The Paris Agreement of December 2015 aims to maintain the global average warming well below 2°C above the preindustrial level. Ecosystem variability during the past 10,000 years was reconstructed from pollen analysis. Only a 1.5°C warming scenario permits Mediterranean land ecosystems to remain within this Holocene variability. At or above 2°C of warming, climatic change will generate land ecosystem changes that are unmatched in the Holocene (2).
In fact, regional temperatures in the Mediterranean basin are now ~1.3°C higher than during 1880-1920, compared with an increase of ~0.85°C worldwide. Climate model projections indicate that the projected warming in the Mediterranean basin this century continues to exceed the global trend. Without ambitious mitigation policies anthropogenic climate change will likely alter ecosystems in the Mediterranean this century in a way that is without precedent during the past 10,000 years. The highly ambitious low-end scenario of climate change (the so-called RCP2.6 scenario) seems to be the only possible pathway toward more limited impacts. Under a high-end scenario of climate change (the RCP8.5 scenario), all of southern Spain turns into desert, deciduous forests invade most of the mountains, and Mediterranean vegetation replaces most of the deciduous forests in a large part of the Mediterranean basin (2).
In addition to climate change, other human impacts affect ecosystems, such as land-use change, urbanization, and soil degradation. Many of these effects are likely to become even stronger in the future because of the expanding human population and economic activity. Without ambitious climate targets, the potential for future managed or unmanaged ecosystems to host biodiversity or deliver services to society is likely to be greatly reduced by climate change and direct local effects (2).
Higher temperatures will favour the growth of thermophilic (tolerant of hot conditions) and xerophilic (tolerant of dry conditions) plant species, and the decline of hydrophilic (tolerant of wet conditions) species. A general shift of flora to a more desert-type assemblage is to be expected. There is still uncertainty on the effects of increased atmospheric CO2 concentrations and global warming, on plant growth and the response of plant metabolic processes. Some recent studies actually suggest that there could be a shift in the opposite direction, with a greening of the Mediterranean and an extension of the Mediterranean woodland further south and east (1).
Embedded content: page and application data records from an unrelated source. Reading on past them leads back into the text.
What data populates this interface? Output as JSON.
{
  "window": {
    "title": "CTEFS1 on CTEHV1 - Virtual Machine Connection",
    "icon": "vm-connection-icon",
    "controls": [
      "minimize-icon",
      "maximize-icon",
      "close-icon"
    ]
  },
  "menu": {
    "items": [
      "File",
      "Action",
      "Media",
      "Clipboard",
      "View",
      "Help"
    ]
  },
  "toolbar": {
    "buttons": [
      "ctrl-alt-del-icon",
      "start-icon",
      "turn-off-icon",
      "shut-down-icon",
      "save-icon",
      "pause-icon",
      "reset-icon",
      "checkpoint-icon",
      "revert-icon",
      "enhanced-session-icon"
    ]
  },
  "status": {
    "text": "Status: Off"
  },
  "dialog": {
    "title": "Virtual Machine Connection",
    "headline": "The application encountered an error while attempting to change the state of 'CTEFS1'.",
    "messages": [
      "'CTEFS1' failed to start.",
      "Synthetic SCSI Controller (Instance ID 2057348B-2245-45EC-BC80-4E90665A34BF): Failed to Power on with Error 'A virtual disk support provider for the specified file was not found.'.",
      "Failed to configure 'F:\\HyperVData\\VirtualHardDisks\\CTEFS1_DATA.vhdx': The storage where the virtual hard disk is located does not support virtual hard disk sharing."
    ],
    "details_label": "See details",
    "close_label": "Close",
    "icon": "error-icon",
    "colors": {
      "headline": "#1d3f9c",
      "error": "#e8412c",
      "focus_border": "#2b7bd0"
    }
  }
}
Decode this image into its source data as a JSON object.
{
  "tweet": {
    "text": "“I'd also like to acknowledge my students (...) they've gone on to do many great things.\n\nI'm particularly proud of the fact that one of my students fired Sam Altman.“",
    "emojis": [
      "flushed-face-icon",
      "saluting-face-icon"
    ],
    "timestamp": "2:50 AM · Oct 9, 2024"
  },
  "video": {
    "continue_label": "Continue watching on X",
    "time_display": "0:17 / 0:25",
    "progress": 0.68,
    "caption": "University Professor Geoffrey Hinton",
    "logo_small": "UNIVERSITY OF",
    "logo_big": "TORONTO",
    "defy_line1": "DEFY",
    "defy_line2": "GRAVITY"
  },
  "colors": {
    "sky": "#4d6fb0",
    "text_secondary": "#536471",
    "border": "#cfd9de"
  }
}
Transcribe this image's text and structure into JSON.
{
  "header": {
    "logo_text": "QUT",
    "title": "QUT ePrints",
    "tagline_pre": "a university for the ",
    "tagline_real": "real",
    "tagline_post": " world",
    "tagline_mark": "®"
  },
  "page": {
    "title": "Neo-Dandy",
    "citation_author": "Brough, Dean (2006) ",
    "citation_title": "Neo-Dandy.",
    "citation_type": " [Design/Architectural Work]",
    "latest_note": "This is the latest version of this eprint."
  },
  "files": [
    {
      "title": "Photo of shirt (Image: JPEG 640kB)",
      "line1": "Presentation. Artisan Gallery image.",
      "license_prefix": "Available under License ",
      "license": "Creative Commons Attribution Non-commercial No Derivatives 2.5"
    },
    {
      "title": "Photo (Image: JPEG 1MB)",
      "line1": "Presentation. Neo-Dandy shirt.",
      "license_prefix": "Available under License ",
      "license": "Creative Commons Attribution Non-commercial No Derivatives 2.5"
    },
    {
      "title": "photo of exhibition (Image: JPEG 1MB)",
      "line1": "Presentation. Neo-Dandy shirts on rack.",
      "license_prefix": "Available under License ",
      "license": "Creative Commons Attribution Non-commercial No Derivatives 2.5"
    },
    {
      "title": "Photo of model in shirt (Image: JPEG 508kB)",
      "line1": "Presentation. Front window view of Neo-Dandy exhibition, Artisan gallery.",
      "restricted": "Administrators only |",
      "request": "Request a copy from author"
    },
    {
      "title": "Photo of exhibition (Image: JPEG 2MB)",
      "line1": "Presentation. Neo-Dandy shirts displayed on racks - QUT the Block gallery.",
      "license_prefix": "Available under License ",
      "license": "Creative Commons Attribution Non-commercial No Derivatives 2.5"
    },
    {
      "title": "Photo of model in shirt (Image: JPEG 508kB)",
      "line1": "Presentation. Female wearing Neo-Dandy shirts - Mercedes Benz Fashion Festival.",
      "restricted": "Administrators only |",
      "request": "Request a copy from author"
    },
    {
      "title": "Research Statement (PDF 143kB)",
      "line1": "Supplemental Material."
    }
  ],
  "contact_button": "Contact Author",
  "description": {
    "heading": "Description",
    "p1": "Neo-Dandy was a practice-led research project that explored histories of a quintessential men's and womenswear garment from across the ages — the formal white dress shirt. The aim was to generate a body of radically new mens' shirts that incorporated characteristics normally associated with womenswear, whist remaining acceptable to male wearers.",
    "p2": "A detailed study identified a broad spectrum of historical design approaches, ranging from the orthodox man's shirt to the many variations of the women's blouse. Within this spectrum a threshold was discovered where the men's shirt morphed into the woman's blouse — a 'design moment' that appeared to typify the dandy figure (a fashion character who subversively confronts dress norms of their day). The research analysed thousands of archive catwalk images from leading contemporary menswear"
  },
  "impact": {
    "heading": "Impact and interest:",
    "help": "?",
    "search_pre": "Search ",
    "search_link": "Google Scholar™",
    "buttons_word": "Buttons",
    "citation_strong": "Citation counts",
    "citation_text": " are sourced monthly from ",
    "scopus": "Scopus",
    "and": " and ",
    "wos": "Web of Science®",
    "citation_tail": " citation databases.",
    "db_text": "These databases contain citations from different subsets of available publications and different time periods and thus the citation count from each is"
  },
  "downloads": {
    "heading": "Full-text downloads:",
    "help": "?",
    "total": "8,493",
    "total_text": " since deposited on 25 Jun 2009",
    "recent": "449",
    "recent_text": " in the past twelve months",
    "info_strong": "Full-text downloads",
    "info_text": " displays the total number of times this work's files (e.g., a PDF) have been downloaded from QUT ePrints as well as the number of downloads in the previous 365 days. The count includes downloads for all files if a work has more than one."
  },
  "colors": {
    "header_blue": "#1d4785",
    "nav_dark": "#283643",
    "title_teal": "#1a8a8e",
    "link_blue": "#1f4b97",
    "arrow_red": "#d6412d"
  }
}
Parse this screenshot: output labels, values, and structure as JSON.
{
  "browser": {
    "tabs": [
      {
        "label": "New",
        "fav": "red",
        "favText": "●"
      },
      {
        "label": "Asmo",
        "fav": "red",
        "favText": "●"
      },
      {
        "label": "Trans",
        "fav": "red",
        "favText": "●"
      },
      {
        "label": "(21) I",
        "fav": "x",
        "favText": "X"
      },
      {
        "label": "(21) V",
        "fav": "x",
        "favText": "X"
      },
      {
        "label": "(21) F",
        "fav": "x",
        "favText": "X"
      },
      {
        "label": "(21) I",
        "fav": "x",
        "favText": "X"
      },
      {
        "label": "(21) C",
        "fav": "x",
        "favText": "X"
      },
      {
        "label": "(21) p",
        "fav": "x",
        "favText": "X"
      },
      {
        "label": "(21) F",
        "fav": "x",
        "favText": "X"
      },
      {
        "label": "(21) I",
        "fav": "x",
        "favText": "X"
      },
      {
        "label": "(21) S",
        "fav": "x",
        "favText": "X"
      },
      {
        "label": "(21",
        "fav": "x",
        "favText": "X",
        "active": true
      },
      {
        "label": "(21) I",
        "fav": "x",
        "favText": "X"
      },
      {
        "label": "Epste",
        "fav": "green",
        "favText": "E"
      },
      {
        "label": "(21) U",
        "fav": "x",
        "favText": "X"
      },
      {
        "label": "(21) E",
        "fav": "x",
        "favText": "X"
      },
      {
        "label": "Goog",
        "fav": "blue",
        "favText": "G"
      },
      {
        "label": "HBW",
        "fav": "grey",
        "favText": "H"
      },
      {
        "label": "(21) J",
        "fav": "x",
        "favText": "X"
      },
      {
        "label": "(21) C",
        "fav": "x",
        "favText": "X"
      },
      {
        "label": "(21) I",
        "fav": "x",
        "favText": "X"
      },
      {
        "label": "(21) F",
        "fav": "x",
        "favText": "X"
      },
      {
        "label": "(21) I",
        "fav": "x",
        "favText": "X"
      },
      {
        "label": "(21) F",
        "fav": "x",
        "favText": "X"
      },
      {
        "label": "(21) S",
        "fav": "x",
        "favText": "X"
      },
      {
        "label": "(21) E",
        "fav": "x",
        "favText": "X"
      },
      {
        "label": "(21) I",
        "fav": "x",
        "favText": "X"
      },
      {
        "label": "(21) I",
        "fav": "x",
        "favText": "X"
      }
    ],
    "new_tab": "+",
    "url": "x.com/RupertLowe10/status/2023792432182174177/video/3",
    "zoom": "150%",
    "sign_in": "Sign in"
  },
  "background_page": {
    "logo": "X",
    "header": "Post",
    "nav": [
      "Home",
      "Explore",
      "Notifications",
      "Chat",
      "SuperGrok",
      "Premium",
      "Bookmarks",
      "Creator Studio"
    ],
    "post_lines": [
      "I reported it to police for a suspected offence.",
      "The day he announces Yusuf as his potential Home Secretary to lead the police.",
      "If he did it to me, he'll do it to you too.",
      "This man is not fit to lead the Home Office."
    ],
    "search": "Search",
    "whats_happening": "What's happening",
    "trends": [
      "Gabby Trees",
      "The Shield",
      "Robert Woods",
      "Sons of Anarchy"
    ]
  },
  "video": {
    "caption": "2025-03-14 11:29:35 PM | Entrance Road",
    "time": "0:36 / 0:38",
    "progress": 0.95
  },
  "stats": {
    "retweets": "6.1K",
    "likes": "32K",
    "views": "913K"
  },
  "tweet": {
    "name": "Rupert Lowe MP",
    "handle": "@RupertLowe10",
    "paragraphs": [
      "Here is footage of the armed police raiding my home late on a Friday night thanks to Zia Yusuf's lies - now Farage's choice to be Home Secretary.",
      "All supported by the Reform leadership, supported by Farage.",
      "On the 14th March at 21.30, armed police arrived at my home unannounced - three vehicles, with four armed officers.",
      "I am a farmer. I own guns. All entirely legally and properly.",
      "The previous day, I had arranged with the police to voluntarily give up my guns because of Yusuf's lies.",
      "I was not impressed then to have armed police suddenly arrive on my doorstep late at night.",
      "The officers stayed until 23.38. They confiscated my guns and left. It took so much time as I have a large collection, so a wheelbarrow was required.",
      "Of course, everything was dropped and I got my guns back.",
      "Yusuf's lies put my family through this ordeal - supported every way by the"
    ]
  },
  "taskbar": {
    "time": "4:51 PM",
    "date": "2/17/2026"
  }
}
The most obvious effect of sea level rise is the inundation of low-lying coastal areas. Such areas include all sandy beaches and the gently sloping rocky coasts mostly along the northeastern shoreline. Apart from the actual loss of land area, these locations also support rare and localised habitats containing highly specialised organisms. Inundation will thus result in a landward shift of shore zone patterns and the conversion of littoral to sublittoral habitats. As long as the inundation is a slow process, enough sediment is available and if an ecological corridor is accessible, these threatened habitats may shift inwards. However, constructions built recently along shorelines, which may help to reduce inundation, could inhibit this inward migration. Loss of these habitats will result in reduced biodiversity (1).
An adaptation measure to mitigate inundation of low-lying shores is the designation of building-free zones and construction of protective structures against inundation and coastal erosion. Transplantation of important and/or rare species, and habitat recreation schemes should be considered in vulnerable low-lying coastal areas. Sea grass ecosystems also need to be protected in view of their importance as a special habitat for many marine organisms as well as in combating coastal erosion and in stabilising seabed conditions (1).
The references below are cited in full in a separate map 'References'. Please click here if you are looking for the full references for Malta.
- Republic of Malta, Ministry for Rural Affairs and the Environment and the University of Malta (2004)
- Guiot and Cramer (2016)